Hugh Wolff, associate conductor of the National Symphony Orchestra, has received the Seaver Conducting Award, a new unsolicited grant established to help promising young American conductors "on the threshold of major international careers."

The grant -- $75,000 spread over two years -- is believed to be the largest amount ever awarded to a conductor. It is given jointly by the Seaver Institute, a private foundation based in Los Angeles, and the National Endowment for the Arts. A $75,000 grant was also announced for Kent Nagano, music director of the Berkeley Symphony and assistant conductor of the Oakland Symphony. It is expected that a similar pair of awards will be announced every two years in the future.

In its secrecy of operations and the lavishness of its grants, the Seaver Conducting Award resembles the grants of the MacArthur Foundation. "I didn't even know that this award existed until I was told I had won it," Wolff, 31, said. "It's strange to think that there were people out there in the audience, surreptitiously watching me conduct and considering me for this kind of recognition."

Financially, he said, the award is "like a handful of Van Cliburn piano competition first prizes."

The award is administered by Affiliated Artists, a nonprofit organization dedicated to promoting the careers of American performing artists, which also administers the Exxon/Arts Endowment program for young conductors (Wolff was an Exxon/Arts Endowment conductor) and the Xerox Pianists Program.

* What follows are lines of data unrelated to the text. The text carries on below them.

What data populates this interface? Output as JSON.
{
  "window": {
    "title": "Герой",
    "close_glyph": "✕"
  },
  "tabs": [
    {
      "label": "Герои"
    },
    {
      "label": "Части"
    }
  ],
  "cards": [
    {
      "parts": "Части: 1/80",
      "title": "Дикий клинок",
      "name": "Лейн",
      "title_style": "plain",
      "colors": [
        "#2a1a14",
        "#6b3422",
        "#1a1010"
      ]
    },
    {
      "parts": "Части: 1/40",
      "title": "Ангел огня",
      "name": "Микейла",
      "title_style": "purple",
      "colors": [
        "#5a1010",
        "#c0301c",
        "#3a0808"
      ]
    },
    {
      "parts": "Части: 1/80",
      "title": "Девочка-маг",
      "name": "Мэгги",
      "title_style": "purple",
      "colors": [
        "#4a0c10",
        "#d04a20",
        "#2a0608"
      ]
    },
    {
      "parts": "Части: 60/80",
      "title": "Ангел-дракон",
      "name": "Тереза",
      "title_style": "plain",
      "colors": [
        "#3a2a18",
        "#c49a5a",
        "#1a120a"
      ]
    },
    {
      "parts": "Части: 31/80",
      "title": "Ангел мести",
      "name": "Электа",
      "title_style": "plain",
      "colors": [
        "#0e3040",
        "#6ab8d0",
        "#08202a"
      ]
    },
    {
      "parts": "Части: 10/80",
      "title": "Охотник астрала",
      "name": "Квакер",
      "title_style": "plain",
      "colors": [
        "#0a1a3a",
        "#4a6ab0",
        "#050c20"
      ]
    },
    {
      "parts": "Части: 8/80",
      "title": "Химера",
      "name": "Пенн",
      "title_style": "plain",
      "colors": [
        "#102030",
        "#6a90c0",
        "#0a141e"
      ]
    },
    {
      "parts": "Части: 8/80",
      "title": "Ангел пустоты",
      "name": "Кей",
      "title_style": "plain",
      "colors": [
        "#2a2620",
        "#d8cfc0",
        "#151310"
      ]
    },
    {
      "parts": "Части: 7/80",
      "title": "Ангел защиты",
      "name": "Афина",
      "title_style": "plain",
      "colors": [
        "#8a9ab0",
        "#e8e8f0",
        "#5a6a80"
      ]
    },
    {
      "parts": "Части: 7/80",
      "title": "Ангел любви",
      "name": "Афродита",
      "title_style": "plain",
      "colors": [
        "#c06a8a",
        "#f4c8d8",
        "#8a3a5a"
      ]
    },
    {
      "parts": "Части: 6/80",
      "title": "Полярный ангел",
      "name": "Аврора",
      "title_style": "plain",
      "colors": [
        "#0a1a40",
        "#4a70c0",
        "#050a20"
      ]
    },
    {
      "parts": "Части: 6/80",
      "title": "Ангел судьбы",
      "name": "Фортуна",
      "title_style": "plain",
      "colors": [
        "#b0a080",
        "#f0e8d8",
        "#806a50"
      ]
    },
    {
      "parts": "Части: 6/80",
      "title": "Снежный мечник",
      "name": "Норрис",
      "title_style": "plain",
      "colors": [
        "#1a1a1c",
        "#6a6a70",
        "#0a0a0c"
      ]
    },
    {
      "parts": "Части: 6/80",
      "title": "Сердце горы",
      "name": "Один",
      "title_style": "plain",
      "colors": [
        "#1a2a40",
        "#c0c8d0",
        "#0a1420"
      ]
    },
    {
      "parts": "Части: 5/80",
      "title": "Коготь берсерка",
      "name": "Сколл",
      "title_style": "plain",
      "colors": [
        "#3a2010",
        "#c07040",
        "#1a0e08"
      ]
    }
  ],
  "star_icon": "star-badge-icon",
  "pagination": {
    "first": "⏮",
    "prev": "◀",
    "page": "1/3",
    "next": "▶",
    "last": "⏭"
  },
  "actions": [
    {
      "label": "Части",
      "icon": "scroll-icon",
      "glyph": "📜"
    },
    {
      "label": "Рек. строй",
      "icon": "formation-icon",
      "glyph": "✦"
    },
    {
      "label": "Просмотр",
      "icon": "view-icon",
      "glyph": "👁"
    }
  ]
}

The conducting awards are the first large-scale arts involvement of the Seaver Institute, which focuses its spending on special problems and challenges in American life. Funded by the estate of the late Frank Roger Seaver, the institute has previously contributed mostly to scientific and educational programs that range from the training of academically talented students to research on alcoholism, neuro-degenerative diseases and the improvement of grain crops. In the Washington area, it has funded a program on new approaches to juvenile delinquency, administered by the National Center on Institutions and Alternatives, headquartered in Alexandria.

Wolff's $75,000 will be given in two parts. A $25,000 check will be presented to him on June 12 at the American Symphony Orchestra League Conference in San Francisco. This will have no strings attached, but he will have to give an accounting of how the money was spent. The remaining $50,000 will be put into an account on which he can draw for special projects and proposals after submitting them for approval.

"This grant will give me a chance to see some productions, concerts and rehearsals that under normal circumstances I would not be able to see at all," Wolff said. "I will be able to buy lots of scores and orchestral parts that are normally very expensive to prepare.

"The neat thing about it is that it creates a certain amount of freedom to do what you dream about, without worrying about the practicalities."

For Wolff, the next problem will be to find some free time in which he can put his windfall to creative use. "When you're booked up a year or more in advance," he said, "the idea of freeing up a lot of time for reflection and study is more easily said than done."

Wolff's contract as associate conductor of the National Symphony expires this year. His final performance in this position will be the orchestra's annual Labor Day concert on the Capitol grounds. CAPTION: Picture, Hugh Wolff . . . awarded $75,000 over two years.